In a significant move, more than 200 civil society organizations from around the world have collectively issued a letter addressed to the United Arab Emirates (UAE), the host nation of this year’s COP28 United Nations climate summit, along with all participating governments. The letter outlines a series of demands that spotlight the Gulf nation’s human rights record and call for sweeping reforms.
The UAE, renowned as a bustling hub for trade and tourism, a significant oil producer, and a staunch ally of the United States, has long faced scrutiny over its approach to political dissent and human rights. It has been criticized for its lack of political party pluralism, stringent control over state and local media, and limited freedom of expression. The letter, which bears the signatures of local, regional, and global organizations, including Amnesty International, presents a comprehensive list of seven demands.

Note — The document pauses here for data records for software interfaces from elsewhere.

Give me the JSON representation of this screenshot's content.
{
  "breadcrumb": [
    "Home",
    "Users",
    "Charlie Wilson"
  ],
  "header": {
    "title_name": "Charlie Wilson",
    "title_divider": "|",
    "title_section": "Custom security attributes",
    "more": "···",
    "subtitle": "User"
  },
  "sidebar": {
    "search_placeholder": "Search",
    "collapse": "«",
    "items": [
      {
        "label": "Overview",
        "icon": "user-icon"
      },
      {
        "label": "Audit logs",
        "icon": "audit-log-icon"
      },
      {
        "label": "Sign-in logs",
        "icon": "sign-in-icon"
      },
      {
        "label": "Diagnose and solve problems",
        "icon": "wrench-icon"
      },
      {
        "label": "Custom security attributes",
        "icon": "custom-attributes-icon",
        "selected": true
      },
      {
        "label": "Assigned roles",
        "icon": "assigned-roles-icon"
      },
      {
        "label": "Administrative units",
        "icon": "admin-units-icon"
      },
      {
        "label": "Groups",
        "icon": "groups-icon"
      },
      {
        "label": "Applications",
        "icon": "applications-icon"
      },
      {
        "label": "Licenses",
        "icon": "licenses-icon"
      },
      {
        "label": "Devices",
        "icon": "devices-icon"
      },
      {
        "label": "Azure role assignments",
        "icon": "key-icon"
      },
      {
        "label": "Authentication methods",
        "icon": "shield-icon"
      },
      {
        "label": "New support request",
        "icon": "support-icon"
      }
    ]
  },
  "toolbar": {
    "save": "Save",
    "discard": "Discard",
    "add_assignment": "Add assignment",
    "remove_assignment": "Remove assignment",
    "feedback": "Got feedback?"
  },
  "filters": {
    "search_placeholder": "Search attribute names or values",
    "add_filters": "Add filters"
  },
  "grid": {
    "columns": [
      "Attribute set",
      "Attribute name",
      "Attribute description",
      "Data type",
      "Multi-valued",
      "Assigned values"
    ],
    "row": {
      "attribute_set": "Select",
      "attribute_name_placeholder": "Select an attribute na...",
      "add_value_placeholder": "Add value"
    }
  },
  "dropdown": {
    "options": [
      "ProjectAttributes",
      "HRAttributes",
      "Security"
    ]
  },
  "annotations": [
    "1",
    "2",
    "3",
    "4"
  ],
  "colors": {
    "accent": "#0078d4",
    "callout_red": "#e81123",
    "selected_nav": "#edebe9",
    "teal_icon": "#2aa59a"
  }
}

Among these demands are calling for the repeal of laws deemed to criminalize LGBTQ individuals, the release of “prisoners of conscience” currently detained beyond their sentences, compensation for migrant workers involved in constructing the COP facilities, and an appeal to refrain from surveillance of summit delegates.
As of the time of reporting, the UAE Foreign Ministry and the organizers of COP28 had not issued an immediate response to requests for comment.

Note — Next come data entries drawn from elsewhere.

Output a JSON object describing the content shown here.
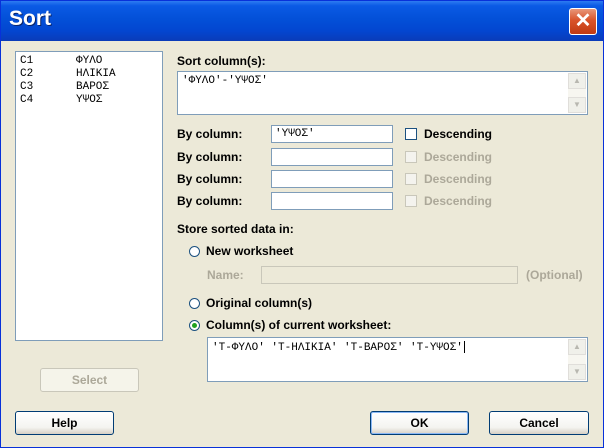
{
  "window": {
    "title": "Sort"
  },
  "columns": [
    {
      "id": "C1",
      "name": "ΦΥΛΟ"
    },
    {
      "id": "C2",
      "name": "ΗΛΙΚΙΑ"
    },
    {
      "id": "C3",
      "name": "ΒΑΡΟΣ"
    },
    {
      "id": "C4",
      "name": "ΥΨΟΣ"
    }
  ],
  "sort_columns": {
    "label": "Sort column(s):",
    "value": "'ΦΥΛΟ'-'ΥΨΟΣ'"
  },
  "by_columns": [
    {
      "label": "By column:",
      "value": "'ΥΨΟΣ'",
      "descending_label": "Descending"
    },
    {
      "label": "By column:",
      "value": "",
      "descending_label": "Descending"
    },
    {
      "label": "By column:",
      "value": "",
      "descending_label": "Descending"
    },
    {
      "label": "By column:",
      "value": "",
      "descending_label": "Descending"
    }
  ],
  "store": {
    "label": "Store sorted data in:",
    "new_worksheet": "New worksheet",
    "name_label": "Name:",
    "optional": "(Optional)",
    "original_columns": "Original column(s)",
    "current_worksheet": "Column(s) of current worksheet:",
    "current_value": "'Τ-ΦΥΛΟ' 'Τ-ΗΛΙΚΙΑ' 'Τ-ΒΑΡΟΣ' 'Τ-ΥΨΟΣ'"
  },
  "buttons": {
    "select": "Select",
    "help": "Help",
    "ok": "OK",
    "cancel": "Cancel"
  }
}
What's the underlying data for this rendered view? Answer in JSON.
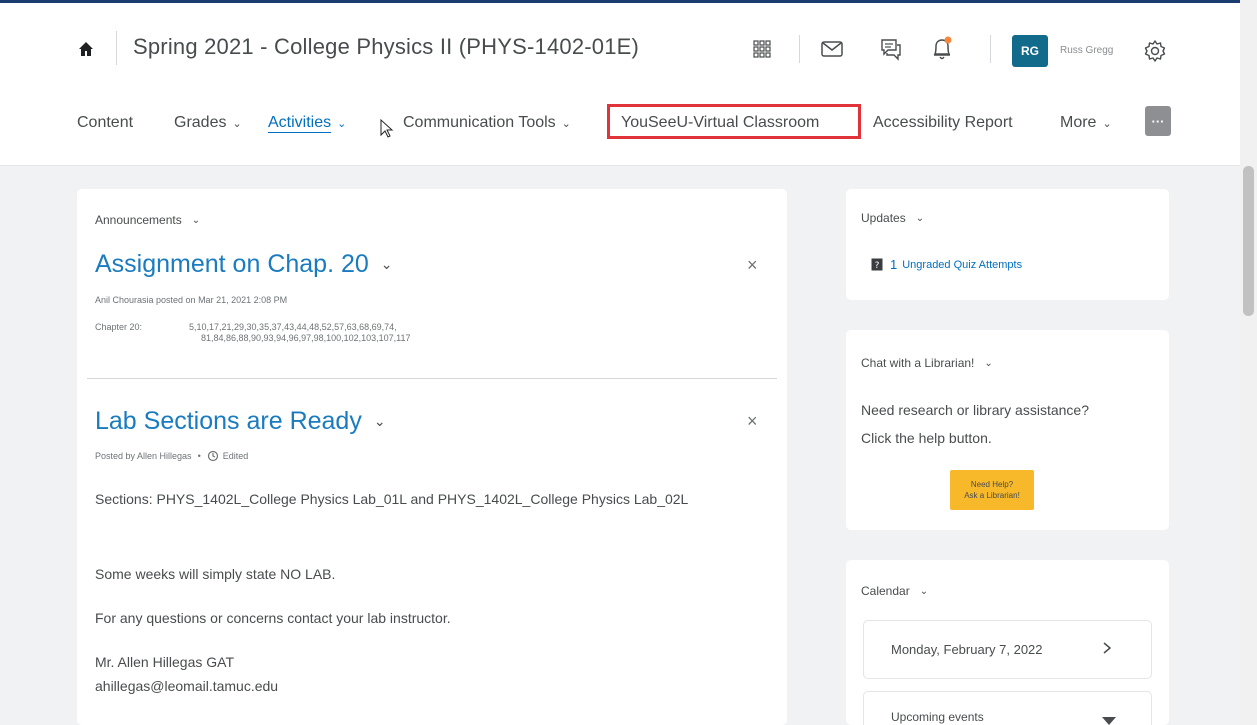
{
  "header": {
    "course_title": "Spring 2021 - College Physics II (PHYS-1402-01E)",
    "avatar_initials": "RG",
    "username": "Russ Gregg",
    "avatar_color": "#136b8b",
    "notification_dot_color": "#f4883f"
  },
  "nav": {
    "items": [
      {
        "label": "Content"
      },
      {
        "label": "Grades"
      },
      {
        "label": "Activities"
      },
      {
        "label": "Communication Tools"
      },
      {
        "label": "YouSeeU-Virtual Classroom"
      },
      {
        "label": "Accessibility Report"
      },
      {
        "label": "More"
      }
    ],
    "more_button_label": "···",
    "highlight_color": "#e0333a"
  },
  "announcements": {
    "widget_title": "Announcements",
    "items": [
      {
        "title": "Assignment on Chap. 20",
        "meta": "Anil Chourasia posted on Mar 21, 2021 2:08 PM",
        "chapter_label": "Chapter 20:",
        "problems_line1": "5,10,17,21,29,30,35,37,43,44,48,52,57,63,68,69,74,",
        "problems_line2": "81,84,86,88,90,93,94,96,97,98,100,102,103,107,117"
      },
      {
        "title": "Lab Sections are Ready",
        "meta": "Posted by Allen Hillegas",
        "edited_label": "Edited",
        "paragraph1": "Sections: PHYS_1402L_College Physics Lab_01L and PHYS_1402L_College Physics Lab_02L",
        "paragraph2": "Some weeks will simply state NO LAB.",
        "paragraph3": "For any questions or concerns contact your lab instructor.",
        "signature_name": "Mr. Allen Hillegas GAT",
        "signature_email": "ahillegas@leomail.tamuc.edu"
      }
    ]
  },
  "updates": {
    "widget_title": "Updates",
    "count": "1",
    "link_text": "Ungraded Quiz Attempts"
  },
  "librarian": {
    "widget_title": "Chat with a Librarian!",
    "text_line1": "Need research or library assistance?",
    "text_line2": "Click the help button.",
    "button_line1": "Need Help?",
    "button_line2": "Ask a Librarian!",
    "button_color": "#f7b92a"
  },
  "calendar": {
    "widget_title": "Calendar",
    "date_label": "Monday, February 7, 2022",
    "upcoming_label": "Upcoming events"
  }
}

The annual United Nations-organized climate summit, which rotates host countries among member states, is scheduled to convene from November 30 to December 12 in Dubai. However, the appointment of Sultan Ahmed al-Jaber to lead the event has sparked controversy, as the UAE is an OPEC member and a prominent oil exporter.
While the UAE has pledged to allow peaceful protests during the summit, specific non-governmental organizations have expressed reservations about attending, citing concerns over potential restrictions on their freedoms and the possibility of arrest. Some have gone as far as calling for a boycott.
Sunjeev Bery, the Executive Director of Freedom Forward, a climate and human rights advocacy organization, who coordinated the letter and is among its 218 signatories, stated,
“How can you have global climate negotiations in a country where peaceful critics and activists are behind bars?” He further added, “Fossil fuel lobbyists and oil executives will be free to roam the halls, while climate and human rights activists will be busy worrying that their phones are hacked by the UAE’s spies while wondering if they will be thrown behind bars if they speak too loudly.” Bery confirmed that his organization would not attend COP28 due to concerns about potential arrests.
The UAE has consistently denied allegations of arbitrary detentions, labeling them as false and unsubstantiated.
Recent international gatherings held in the Middle East, including the 2022 UN climate summit in Egypt and the FIFA Men’s World Cup in Qatar, have drawn attention to host nations’ human rights records, particularly concerning labor practices and detainee treatment. These events have served as platforms for activists to apply pressure on countries to enhance their rights records.
According to a report by The New York Times, concerns about the UAE’s image have emerged within official circles regarding COP28, as evidenced by a leaked recording of a meeting. These concerns underscore the growing global attention on the issue of human rights in conjunction with major international events hosted in the region.